From a software architecture perspective; we use terms because terms mean something. When you use a term like "3-tier", you should use it where it fits it's intended and understood meaning. All sorts of things could be deemed "3-tier" simply by virtue of having three discrete components of some sort. But, if you used that term to describe MVP, you'd be misleading the other person. Why not simply say "MVP"?
3-Tier generally refers to three physical tiers. And Wikipedia has a great article on it here.
With the associated diagram:
As far as your question about architectural options; the playing field is pretty wide-open.

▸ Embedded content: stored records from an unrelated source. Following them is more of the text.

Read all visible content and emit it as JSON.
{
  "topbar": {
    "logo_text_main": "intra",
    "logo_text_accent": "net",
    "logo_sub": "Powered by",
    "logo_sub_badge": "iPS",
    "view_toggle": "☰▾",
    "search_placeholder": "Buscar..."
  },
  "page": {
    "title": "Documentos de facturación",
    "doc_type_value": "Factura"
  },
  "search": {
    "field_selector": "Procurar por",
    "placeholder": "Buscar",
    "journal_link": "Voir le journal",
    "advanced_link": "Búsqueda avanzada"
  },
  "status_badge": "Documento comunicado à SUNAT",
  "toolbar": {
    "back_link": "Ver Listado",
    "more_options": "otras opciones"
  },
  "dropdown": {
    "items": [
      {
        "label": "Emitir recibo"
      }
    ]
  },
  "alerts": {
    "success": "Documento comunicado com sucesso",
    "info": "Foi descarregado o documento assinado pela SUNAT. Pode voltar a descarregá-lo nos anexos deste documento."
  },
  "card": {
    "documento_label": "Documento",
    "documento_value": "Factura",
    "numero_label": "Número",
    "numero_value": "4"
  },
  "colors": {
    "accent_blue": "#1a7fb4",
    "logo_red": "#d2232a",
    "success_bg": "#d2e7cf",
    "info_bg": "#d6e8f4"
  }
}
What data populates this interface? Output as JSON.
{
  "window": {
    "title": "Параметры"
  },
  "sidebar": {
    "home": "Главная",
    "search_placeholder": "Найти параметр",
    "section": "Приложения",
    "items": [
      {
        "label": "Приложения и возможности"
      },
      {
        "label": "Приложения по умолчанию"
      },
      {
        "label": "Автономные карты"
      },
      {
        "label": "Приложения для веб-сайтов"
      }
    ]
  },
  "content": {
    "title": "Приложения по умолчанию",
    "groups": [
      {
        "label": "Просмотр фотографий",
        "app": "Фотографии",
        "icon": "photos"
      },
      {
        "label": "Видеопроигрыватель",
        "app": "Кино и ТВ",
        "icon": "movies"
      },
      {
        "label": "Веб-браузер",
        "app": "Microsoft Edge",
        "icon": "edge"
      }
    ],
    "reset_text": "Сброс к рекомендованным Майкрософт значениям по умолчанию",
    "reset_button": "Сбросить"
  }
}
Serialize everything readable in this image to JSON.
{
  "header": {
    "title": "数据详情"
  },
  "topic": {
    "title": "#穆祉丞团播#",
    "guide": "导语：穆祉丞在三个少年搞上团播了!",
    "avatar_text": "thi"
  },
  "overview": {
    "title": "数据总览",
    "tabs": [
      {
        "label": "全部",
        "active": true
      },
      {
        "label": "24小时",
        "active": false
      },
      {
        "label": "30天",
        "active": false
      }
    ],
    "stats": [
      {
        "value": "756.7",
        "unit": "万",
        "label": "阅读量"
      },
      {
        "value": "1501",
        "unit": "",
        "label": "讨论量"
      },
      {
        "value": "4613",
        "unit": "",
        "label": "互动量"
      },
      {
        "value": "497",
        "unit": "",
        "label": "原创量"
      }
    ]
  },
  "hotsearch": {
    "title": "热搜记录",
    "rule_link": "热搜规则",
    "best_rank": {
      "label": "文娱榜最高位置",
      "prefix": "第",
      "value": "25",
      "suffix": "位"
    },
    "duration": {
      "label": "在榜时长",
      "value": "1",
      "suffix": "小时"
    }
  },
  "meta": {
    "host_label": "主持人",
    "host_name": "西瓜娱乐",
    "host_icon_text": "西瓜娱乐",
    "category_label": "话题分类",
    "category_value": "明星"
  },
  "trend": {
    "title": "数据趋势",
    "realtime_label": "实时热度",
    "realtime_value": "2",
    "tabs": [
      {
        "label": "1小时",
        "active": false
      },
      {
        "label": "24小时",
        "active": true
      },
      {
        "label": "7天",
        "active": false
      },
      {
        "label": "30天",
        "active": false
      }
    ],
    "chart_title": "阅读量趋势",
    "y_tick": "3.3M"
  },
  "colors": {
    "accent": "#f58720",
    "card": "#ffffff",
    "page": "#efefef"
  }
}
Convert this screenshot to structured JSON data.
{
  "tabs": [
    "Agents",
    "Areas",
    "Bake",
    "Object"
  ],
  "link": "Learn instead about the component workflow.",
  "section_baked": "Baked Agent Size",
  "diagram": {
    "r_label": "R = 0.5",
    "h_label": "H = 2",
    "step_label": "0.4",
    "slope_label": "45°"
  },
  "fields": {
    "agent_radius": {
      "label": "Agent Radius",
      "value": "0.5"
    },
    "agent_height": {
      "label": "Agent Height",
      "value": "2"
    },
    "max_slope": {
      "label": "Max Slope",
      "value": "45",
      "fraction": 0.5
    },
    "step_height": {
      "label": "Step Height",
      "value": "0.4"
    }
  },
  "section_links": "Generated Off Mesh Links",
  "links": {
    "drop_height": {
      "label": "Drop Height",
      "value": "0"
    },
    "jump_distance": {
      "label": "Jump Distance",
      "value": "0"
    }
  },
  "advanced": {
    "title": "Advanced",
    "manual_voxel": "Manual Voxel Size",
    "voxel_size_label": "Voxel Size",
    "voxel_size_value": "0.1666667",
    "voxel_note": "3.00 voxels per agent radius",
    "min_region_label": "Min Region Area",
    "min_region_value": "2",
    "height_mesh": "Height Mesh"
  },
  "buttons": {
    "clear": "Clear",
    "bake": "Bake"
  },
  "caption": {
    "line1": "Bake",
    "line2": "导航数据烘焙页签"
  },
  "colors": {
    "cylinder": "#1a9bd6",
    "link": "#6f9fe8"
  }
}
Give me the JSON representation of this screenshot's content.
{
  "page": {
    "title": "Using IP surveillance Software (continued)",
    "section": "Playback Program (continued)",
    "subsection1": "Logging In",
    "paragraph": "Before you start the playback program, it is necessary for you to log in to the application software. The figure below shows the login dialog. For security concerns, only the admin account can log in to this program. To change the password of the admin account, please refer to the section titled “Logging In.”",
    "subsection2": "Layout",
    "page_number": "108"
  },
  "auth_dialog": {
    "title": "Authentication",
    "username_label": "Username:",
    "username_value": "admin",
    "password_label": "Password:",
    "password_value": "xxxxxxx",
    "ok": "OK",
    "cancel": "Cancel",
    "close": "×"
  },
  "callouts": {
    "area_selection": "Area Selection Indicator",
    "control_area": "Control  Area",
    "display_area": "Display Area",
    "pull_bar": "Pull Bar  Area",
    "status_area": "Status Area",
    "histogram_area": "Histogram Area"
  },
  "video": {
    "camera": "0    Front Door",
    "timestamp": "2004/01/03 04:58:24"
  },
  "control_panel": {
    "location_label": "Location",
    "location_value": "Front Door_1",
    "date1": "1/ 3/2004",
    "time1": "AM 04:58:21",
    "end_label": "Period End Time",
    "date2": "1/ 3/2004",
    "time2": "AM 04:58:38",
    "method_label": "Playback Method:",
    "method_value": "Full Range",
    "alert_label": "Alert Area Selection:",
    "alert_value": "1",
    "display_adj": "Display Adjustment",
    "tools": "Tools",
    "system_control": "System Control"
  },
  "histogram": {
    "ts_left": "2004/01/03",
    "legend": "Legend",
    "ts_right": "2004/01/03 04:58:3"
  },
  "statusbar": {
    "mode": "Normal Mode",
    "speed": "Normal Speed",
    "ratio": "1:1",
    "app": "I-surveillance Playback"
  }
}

The choices you make typically depend on a number of factors which you should be collecting while you collect your application requirements.
Often times you must make a trade off between Scalability and Complexity. However, a number of new technologies are making this trade off negligible - and I'd advise anyone starting a new project to consider them seriously (some discussed below).
It's almost always best to have, physically, a dedicated data tier (SQL, Mongo, Azure, Amazon, take your pick), and a dedicated, scalable, logic tier (usually implemented these days as WCF services in .NET land).
Most times people join their website and logic tiers... but this doesn't have to be the case. Sometimes it makes sense to have a physical tier exclusively for web services which are only accessible by your web site tier. Again, it's all situation-dependent.
As far as logical layers go (within your logic tier) it's almost always best to have some sort of data access layer (DAL), an in-code model (whether implemented manually, or through something like LINQ-to-Entities), and a dedicated business logic layer.
Options are wide open.